September 2d. We all move forward toward the city of Atlanta, leaving our tents standing. Our regiment has the advance, and the Fifth Regiment Connecticut Veteran Volunteers have the honor of being the first Union regiment to march through the streets of the city of Atlanta. We have certainly earned the honor, for we have made a long and tedious campaign, having been 112 days and nights continually under fire, sleeping many nights in the trenches, fighting at every opportunity, always holding the ground and routing those opposed to us, and finishing the campaign with great honor to ourselves, to the State and to the General Government. General Sherman says that we will rest in the city for thirty days, and I believe him.
I don’t have any Yankees in my own attic, but my wife does. We have a mixed marriage, you see.
Sorry for the lack of substantive posts lately; I’ve had other things I’ve been focusing on (above). Here are some small stories that don’t necessarily warrant posts of their own.
- The National Museum of Civil War Medicine will hold its annual meeting at Kennesaw on October 3-5, 2014. Looks like a great program.
- Sean Munger has a great post on how Columbus’ voyage of 1492 traces back directly to the fall of Constantinople to the Ottomans almost forty years previously.
- If you’ve seen the new AutoTrader Dukes of Hazzard video, you may notice that the General Lee doesn’t appear to have a Confederate flag on the roof anymore, even though they shot the car from low angles where it’s not so obvious.
- GQ has the strange story of Christopher Knight, “the last true hermit,” who disappeared into the Maine wilderness for 27 years — sort of.

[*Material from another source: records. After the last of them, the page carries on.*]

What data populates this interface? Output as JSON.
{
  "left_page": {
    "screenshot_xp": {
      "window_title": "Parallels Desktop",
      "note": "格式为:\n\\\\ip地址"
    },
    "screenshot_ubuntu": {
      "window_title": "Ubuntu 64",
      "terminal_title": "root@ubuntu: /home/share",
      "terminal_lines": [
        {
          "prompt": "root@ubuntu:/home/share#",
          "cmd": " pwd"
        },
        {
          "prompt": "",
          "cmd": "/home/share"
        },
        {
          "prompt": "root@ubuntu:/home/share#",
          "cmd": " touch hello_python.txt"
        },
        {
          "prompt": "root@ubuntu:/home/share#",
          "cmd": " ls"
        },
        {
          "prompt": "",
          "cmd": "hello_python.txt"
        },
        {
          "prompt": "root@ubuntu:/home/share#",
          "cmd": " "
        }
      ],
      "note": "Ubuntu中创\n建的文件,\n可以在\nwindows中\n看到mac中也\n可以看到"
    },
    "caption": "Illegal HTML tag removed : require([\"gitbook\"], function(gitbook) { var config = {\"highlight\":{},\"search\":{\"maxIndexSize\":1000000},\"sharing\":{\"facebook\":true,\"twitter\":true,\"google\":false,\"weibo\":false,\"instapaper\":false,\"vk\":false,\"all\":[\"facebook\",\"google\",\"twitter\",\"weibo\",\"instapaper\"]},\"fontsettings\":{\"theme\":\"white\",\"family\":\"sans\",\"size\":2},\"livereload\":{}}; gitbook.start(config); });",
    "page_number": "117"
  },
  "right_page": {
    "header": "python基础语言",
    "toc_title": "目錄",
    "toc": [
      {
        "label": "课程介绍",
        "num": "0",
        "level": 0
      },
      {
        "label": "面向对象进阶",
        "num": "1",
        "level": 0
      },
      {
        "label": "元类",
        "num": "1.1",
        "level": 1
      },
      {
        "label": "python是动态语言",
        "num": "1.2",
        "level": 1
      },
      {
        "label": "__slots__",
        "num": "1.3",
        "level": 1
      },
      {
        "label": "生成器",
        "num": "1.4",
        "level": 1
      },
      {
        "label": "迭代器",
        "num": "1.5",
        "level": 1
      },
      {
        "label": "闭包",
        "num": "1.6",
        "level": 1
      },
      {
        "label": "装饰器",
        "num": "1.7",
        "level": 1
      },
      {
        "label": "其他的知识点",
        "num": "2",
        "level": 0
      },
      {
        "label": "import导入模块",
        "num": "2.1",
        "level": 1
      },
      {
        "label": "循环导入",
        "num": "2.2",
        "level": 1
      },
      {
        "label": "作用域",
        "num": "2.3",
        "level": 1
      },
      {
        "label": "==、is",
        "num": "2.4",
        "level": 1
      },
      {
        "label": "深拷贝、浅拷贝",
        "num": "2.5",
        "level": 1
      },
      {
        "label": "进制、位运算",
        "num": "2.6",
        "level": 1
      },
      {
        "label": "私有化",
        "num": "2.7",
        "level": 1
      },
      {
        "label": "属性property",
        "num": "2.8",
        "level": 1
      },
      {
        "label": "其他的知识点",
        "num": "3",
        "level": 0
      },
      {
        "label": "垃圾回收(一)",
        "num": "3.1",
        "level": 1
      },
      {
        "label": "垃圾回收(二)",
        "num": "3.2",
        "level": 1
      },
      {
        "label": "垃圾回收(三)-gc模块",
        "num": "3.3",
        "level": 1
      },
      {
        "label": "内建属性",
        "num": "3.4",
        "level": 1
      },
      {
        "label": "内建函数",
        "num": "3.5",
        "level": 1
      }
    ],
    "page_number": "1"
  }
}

- I guess James Montgomery-Ryan has forgotten that he promised to start killin’ Yankees weeks ago.
- Anti-tax guru Grover Norquist — the drown-the-government-in-the-bathtub-guy — went to Burning Man this weekend and had a blast, calling it an example of “a bunch of people who think the government doesn’t need to be here. . . [it's] Hayekian spontaneous order.” Except for the fact that the whole thing is held on federal lands and licensed by Cliven Bundy’s friends at the BLM.
- Teenagers in New York caught red-handed vandalizing a CW monument.
- They haven’t caught the clowns yet who tagged the J.E.B. Stuart monument in Richmond Sunday night.
- Luca Iaconi-Stewart is building an insanely-detailed mdoel of an Air India Boeing 777 out of manilla file folders.
- Over at The Bitter Soutnerner, writer Fletcher Moore and photographer Brett Falcon set out to retrace Confederate General Hardee’s attempt to flank Sherman’s army outside of Atlanta.
- At True Blue Federalist, Chris Shelley has three great posts exploring Lincoln’s views on race. Definitely worth your time.
- There’s increasing evidence that fatty, sugary, processed foods are not only bad for you physically, but mentally, too.
- I’m looking forward to Eric Wittenberg’s upcoming book, The Devil’s to Pay, on John Buford at Gettysburg.
Got any more? Put ‘em in the comments.
August 25, 2014 makes the 150th anniversary of the blockade runner Denbigh‘s first arrival at Galveston. The little British paddle steamer had made five runs into Mobile before that post was closed off by the Union fleet at the Battle of Mobile Bay on August 5; she would go on to make a total of six successful runs in and out of Galveston during the remaining few months of the war.